**Assigned task:**
The answer should contain every entry below, copied exactly.

**Provided material:**
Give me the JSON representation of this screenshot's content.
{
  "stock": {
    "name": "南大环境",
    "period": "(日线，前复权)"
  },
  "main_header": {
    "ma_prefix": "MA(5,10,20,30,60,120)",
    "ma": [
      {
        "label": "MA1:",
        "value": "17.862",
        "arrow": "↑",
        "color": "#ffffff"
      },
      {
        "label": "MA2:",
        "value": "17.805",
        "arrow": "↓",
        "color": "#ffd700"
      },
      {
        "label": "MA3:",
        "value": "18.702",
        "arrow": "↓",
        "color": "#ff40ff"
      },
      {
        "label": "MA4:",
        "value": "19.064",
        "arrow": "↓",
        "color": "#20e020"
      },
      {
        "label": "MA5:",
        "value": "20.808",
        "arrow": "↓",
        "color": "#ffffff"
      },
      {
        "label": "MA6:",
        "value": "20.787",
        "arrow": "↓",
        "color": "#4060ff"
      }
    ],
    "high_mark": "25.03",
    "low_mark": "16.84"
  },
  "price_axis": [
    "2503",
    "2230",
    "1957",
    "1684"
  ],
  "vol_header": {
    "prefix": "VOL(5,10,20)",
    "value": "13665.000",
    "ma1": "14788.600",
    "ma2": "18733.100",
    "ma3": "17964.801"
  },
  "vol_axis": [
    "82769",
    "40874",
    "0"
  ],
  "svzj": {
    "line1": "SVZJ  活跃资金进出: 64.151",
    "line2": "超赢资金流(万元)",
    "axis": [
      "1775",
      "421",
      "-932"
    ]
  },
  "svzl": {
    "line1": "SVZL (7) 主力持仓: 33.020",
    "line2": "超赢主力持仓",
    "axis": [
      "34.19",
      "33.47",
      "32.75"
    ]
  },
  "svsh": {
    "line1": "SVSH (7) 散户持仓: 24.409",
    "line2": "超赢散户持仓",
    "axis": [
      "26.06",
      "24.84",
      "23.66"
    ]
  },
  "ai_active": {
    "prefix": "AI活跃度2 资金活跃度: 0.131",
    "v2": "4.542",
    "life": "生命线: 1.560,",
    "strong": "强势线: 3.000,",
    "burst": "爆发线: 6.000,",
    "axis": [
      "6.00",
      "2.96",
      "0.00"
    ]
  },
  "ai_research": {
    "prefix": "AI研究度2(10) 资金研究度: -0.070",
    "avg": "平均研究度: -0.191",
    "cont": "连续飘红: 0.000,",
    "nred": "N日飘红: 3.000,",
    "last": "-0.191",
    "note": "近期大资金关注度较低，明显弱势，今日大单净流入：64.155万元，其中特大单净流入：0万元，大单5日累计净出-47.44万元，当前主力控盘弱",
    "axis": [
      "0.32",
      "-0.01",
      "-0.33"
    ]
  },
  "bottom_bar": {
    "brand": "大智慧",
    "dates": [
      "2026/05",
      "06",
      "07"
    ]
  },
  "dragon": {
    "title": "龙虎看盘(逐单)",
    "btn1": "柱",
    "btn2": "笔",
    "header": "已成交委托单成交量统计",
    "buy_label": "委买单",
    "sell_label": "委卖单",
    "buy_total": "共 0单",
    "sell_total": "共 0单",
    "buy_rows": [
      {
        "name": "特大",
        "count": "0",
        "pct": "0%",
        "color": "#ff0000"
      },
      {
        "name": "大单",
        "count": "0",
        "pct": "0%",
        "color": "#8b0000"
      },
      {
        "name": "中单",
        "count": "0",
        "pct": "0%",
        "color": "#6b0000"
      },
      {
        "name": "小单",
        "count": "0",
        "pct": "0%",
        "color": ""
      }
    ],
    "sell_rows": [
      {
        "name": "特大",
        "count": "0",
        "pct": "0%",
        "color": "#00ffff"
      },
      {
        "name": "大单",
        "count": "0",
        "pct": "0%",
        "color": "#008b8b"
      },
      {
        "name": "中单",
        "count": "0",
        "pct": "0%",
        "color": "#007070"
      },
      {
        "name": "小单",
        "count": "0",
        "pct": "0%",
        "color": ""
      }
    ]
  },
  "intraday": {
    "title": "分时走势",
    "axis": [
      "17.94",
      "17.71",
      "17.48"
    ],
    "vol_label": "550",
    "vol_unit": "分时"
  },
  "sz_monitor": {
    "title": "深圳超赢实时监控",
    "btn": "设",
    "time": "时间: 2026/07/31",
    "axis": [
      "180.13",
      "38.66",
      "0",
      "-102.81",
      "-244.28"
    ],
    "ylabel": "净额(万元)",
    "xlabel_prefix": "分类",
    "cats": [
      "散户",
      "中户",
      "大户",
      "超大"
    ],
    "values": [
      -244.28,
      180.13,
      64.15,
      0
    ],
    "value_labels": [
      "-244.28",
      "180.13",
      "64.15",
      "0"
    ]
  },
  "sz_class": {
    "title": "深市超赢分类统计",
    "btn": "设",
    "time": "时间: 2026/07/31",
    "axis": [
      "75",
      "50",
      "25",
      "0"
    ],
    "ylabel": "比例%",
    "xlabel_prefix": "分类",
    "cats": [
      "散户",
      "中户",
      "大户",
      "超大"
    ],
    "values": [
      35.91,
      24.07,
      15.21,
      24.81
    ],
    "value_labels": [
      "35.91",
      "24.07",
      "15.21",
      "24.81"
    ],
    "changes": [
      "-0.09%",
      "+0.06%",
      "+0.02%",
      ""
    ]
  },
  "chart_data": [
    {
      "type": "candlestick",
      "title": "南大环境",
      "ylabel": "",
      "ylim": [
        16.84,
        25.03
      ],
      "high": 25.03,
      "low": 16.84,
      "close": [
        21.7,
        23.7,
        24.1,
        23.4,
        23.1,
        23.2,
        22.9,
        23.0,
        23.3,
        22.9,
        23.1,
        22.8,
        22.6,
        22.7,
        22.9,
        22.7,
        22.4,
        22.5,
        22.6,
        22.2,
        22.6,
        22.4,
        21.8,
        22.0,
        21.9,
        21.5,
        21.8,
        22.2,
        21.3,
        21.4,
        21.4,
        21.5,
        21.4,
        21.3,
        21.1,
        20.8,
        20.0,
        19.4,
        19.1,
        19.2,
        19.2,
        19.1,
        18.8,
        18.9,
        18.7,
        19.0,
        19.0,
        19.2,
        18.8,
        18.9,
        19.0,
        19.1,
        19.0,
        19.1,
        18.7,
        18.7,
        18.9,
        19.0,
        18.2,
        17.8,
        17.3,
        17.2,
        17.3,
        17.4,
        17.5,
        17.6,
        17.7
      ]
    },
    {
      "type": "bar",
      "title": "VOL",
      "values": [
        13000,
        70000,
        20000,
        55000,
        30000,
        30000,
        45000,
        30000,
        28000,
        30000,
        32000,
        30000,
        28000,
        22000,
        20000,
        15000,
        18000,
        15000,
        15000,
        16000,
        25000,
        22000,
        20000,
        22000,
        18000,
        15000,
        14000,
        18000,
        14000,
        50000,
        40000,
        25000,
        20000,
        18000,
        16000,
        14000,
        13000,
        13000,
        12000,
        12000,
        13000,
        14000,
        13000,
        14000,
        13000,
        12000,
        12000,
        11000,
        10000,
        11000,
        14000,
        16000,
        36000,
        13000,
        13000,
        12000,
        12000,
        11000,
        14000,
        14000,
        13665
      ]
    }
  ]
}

**Result for this task:**
Give me the JSON representation of this screenshot's content.
{
  "stock": {
    "name": "南大环境",
    "period": "(日线，前复权)"
  },
  "main_header": {
    "ma_prefix": "MA(5,10,20,30,60,120)",
    "ma": [
      {
        "label": "MA1:",
        "value": "17.862",
        "arrow": "↑",
        "color": "#ffffff"
      },
      {
        "label": "MA2:",
        "value": "17.805",
        "arrow": "↓",
        "color": "#ffd700"
      },
      {
        "label": "MA3:",
        "value": "18.702",
        "arrow": "↓",
        "color": "#ff40ff"
      },
      {
        "label": "MA4:",
        "value": "19.064",
        "arrow": "↓",
        "color": "#20e020"
      },
      {
        "label": "MA5:",
        "value": "20.808",
        "arrow": "↓",
        "color": "#ffffff"
      },
      {
        "label": "MA6:",
        "value": "20.787",
        "arrow": "↓",
        "color": "#4060ff"
      }
    ],
    "high_mark": "25.03",
    "low_mark": "16.84"
  },
  "price_axis": [
    "2503",
    "2230",
    "1957",
    "1684"
  ],
  "vol_header": {
    "prefix": "VOL(5,10,20)",
    "value": "13665.000",
    "ma1": "14788.600",
    "ma2": "18733.100",
    "ma3": "17964.801"
  },
  "vol_axis": [
    "82769",
    "40874",
    "0"
  ],
  "svzj": {
    "line1": "SVZJ  活跃资金进出: 64.151",
    "line2": "超赢资金流(万元)",
    "axis": [
      "1775",
      "421",
      "-932"
    ]
  },
  "svzl": {
    "line1": "SVZL (7) 主力持仓: 33.020",
    "line2": "超赢主力持仓",
    "axis": [
      "34.19",
      "33.47",
      "32.75"
    ]
  },
  "svsh": {
    "line1": "SVSH (7) 散户持仓: 24.409",
    "line2": "超赢散户持仓",
    "axis": [
      "26.06",
      "24.84",
      "23.66"
    ]
  },
  "ai_active": {
    "prefix": "AI活跃度2 资金活跃度: 0.131",
    "v2": "4.542",
    "life": "生命线: 1.560,",
    "strong": "强势线: 3.000,",
    "burst": "爆发线: 6.000,",
    "axis": [
      "6.00",
      "2.96",
      "0.00"
    ]
  },
  "ai_research": {
    "prefix": "AI研究度2(10) 资金研究度: -0.070",
    "avg": "平均研究度: -0.191",
    "cont": "连续飘红: 0.000,",
    "nred": "N日飘红: 3.000,",
    "last": "-0.191",
    "note": "近期大资金关注度较低，明显弱势，今日大单净流入：64.155万元，其中特大单净流入：0万元，大单5日累计净出-47.44万元，当前主力控盘弱",
    "axis": [
      "0.32",
      "-0.01",
      "-0.33"
    ]
  },
  "bottom_bar": {
    "brand": "大智慧",
    "dates": [
      "2026/05",
      "06",
      "07"
    ]
  },
  "dragon": {
    "title": "龙虎看盘(逐单)",
    "btn1": "柱",
    "btn2": "笔",
    "header": "已成交委托单成交量统计",
    "buy_label": "委买单",
    "sell_label": "委卖单",
    "buy_total": "共 0单",
    "sell_total": "共 0单",
    "buy_rows": [
      {
        "name": "特大",
        "count": "0",
        "pct": "0%",
        "color": "#ff0000"
      },
      {
        "name": "大单",
        "count": "0",
        "pct": "0%",
        "color": "#8b0000"
      },
      {
        "name": "中单",
        "count": "0",
        "pct": "0%",
        "color": "#6b0000"
      },
      {
        "name": "小单",
        "count": "0",
        "pct": "0%",
        "color": ""
      }
    ],
    "sell_rows": [
      {
        "name": "特大",
        "count": "0",
        "pct": "0%",
        "color": "#00ffff"
      },
      {
        "name": "大单",
        "count": "0",
        "pct": "0%",
        "color": "#008b8b"
      },
      {
        "name": "中单",
        "count": "0",
        "pct": "0%",
        "color": "#007070"
      },
      {
        "name": "小单",
        "count": "0",
        "pct": "0%",
        "color": ""
      }
    ]
  },
  "intraday": {
    "title": "分时走势",
    "axis": [
      "17.94",
      "17.71",
      "17.48"
    ],
    "vol_label": "550",
    "vol_unit": "分时"
  },
  "sz_monitor": {
    "title": "深圳超赢实时监控",
    "btn": "设",
    "time": "时间: 2026/07/31",
    "axis": [
      "180.13",
      "38.66",
      "0",
      "-102.81",
      "-244.28"
    ],
    "ylabel": "净额(万元)",
    "xlabel_prefix": "分类",
    "cats": [
      "散户",
      "中户",
      "大户",
      "超大"
    ],
    "values": [
      -244.28,
      180.13,
      64.15,
      0
    ],
    "value_labels": [
      "-244.28",
      "180.13",
      "64.15",
      "0"
    ]
  },
  "sz_class": {
    "title": "深市超赢分类统计",
    "btn": "设",
    "time": "时间: 2026/07/31",
    "axis": [
      "75",
      "50",
      "25",
      "0"
    ],
    "ylabel": "比例%",
    "xlabel_prefix": "分类",
    "cats": [
      "散户",
      "中户",
      "大户",
      "超大"
    ],
    "values": [
      35.91,
      24.07,
      15.21,
      24.81
    ],
    "value_labels": [
      "35.91",
      "24.07",
      "15.21",
      "24.81"
    ],
    "changes": [
      "-0.09%",
      "+0.06%",
      "+0.02%",
      ""
    ]
  },
  "chart_data": [
    {
      "type": "candlestick",
      "title": "南大环境",
      "ylabel": "",
      "ylim": [
        16.84,
        25.03
      ],
      "high": 25.03,
      "low": 16.84,
      "close": [
        21.7,
        23.7,
        24.1,
        23.4,
        23.1,
        23.2,
        22.9,
        23.0,
        23.3,
        22.9,
        23.1,
        22.8,
        22.6,
        22.7,
        22.9,
        22.7,
        22.4,
        22.5,
        22.6,
        22.2,
        22.6,
        22.4,
        21.8,
        22.0,
        21.9,
        21.5,
        21.8,
        22.2,
        21.3,
        21.4,
        21.4,
        21.5,
        21.4,
        21.3,
        21.1,
        20.8,
        20.0,
        19.4,
        19.1,
        19.2,
        19.2,
        19.1,
        18.8,
        18.9,
        18.7,
        19.0,
        19.0,
        19.2,
        18.8,
        18.9,
        19.0,
        19.1,
        19.0,
        19.1,
        18.7,
        18.7,
        18.9,
        19.0,
        18.2,
        17.8,
        17.3,
        17.2,
        17.3,
        17.4,
        17.5,
        17.6,
        17.7
      ]
    },
    {
      "type": "bar",
      "title": "VOL",
      "values": [
        13000,
        70000,
        20000,
        55000,
        30000,
        30000,
        45000,
        30000,
        28000,
        30000,
        32000,
        30000,
        28000,
        22000,
        20000,
        15000,
        18000,
        15000,
        15000,
        16000,
        25000,
        22000,
        20000,
        22000,
        18000,
        15000,
        14000,
        18000,
        14000,
        50000,
        40000,
        25000,
        20000,
        18000,
        16000,
        14000,
        13000,
        13000,
        12000,
        12000,
        13000,
        14000,
        13000,
        14000,
        13000,
        12000,
        12000,
        11000,
        10000,
        11000,
        14000,
        16000,
        36000,
        13000,
        13000,
        12000,
        12000,
        11000,
        14000,
        14000,
        13665
      ]
    }
  ]
}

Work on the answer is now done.